§ Problem
Check each line of the material below, and copy it if it holds the string "Aktualisierungsrate".

§ Material provided
————————

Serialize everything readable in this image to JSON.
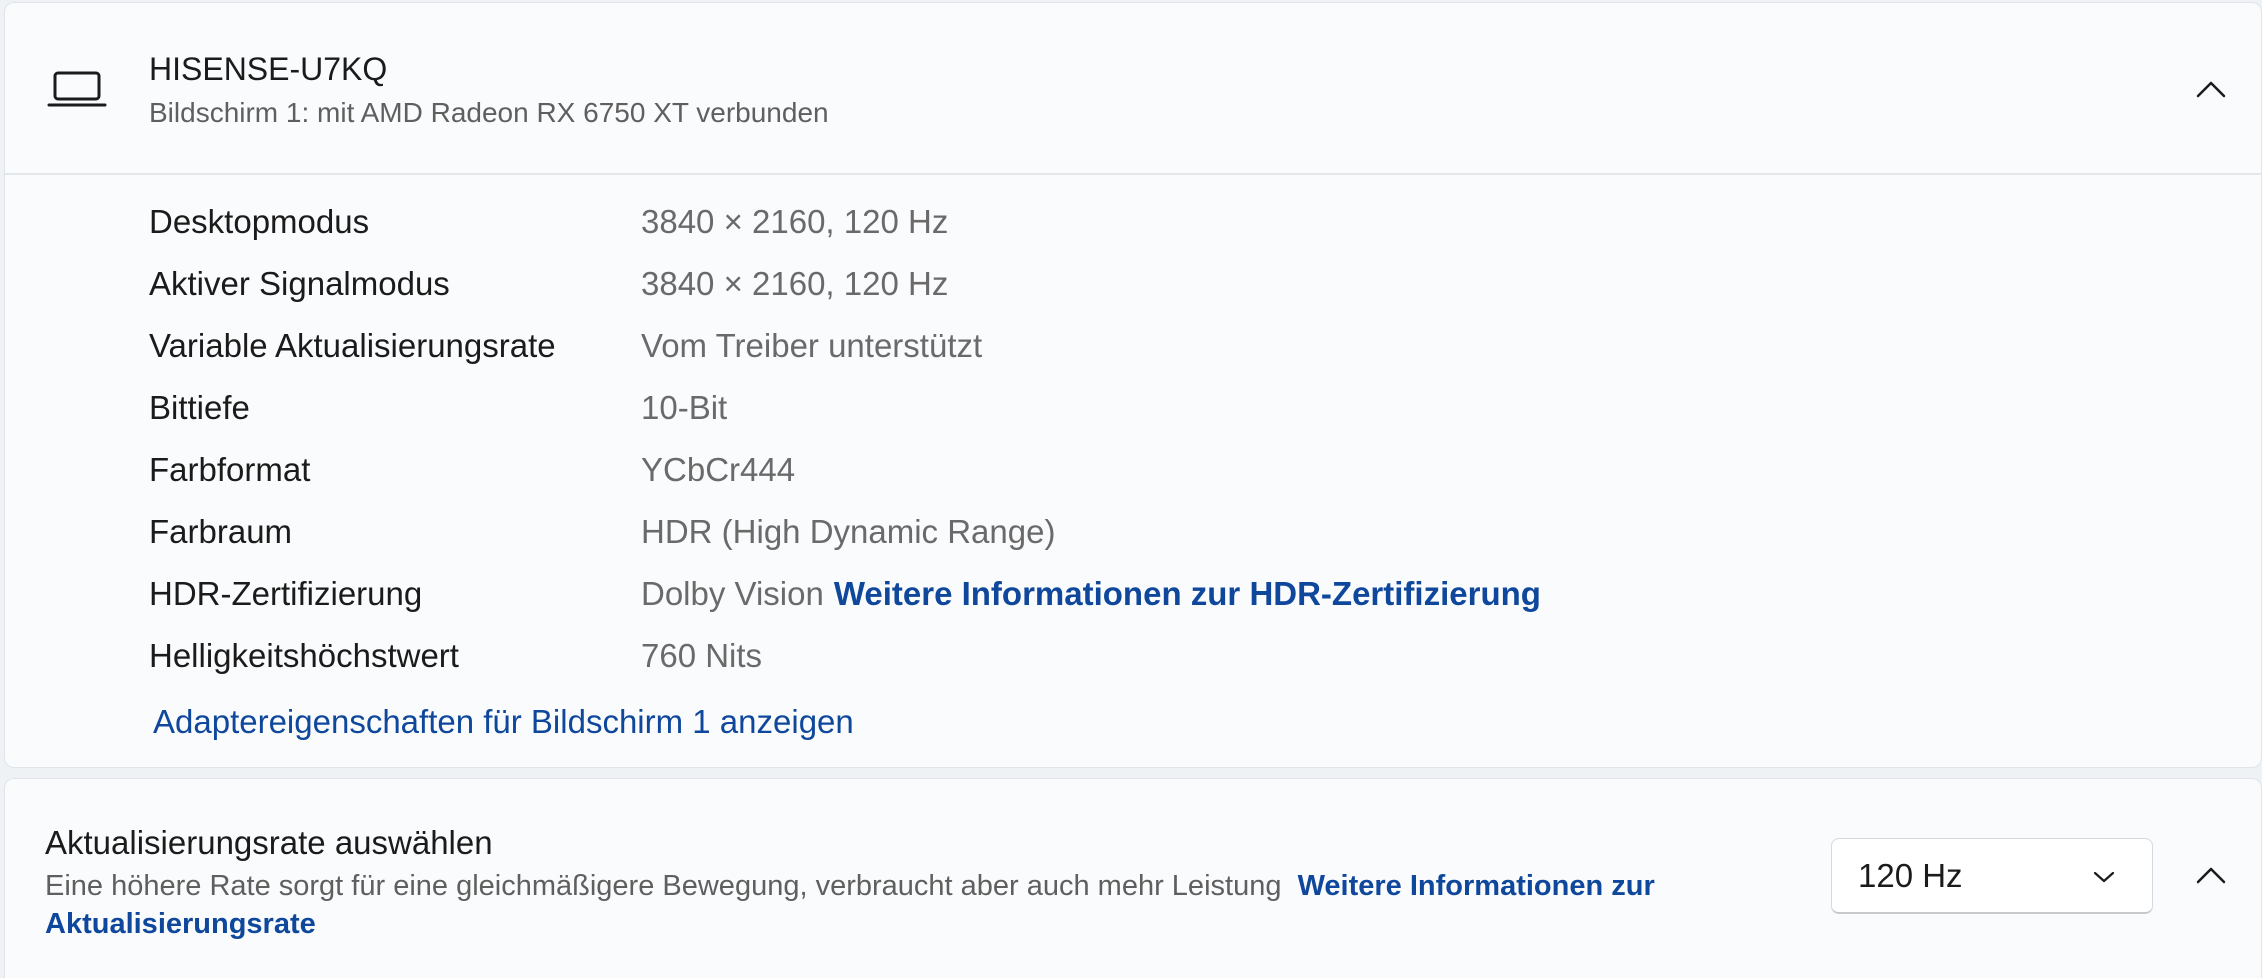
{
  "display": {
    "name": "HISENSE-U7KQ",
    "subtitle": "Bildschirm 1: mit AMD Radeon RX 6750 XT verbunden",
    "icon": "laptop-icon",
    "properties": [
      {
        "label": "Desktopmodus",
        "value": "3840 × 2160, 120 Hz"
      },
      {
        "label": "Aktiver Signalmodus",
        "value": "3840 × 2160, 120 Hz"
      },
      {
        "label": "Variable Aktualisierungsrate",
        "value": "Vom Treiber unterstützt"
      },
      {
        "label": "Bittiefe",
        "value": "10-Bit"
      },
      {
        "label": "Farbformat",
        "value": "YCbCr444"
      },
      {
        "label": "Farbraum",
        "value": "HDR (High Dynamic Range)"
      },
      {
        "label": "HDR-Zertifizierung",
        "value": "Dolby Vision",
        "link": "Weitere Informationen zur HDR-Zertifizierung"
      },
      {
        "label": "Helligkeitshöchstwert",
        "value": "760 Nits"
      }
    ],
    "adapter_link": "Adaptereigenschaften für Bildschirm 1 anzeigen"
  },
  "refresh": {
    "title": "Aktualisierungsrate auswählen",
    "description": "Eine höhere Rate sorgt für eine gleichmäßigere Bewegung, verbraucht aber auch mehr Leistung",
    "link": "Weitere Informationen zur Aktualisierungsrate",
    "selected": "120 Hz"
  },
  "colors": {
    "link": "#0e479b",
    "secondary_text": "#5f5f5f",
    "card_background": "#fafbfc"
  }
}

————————

§ Response box
        "label": "Variable Aktualisierungsrate",
    "title": "Aktualisierungsrate auswählen",
    "link": "Weitere Informationen zur Aktualisierungsrate",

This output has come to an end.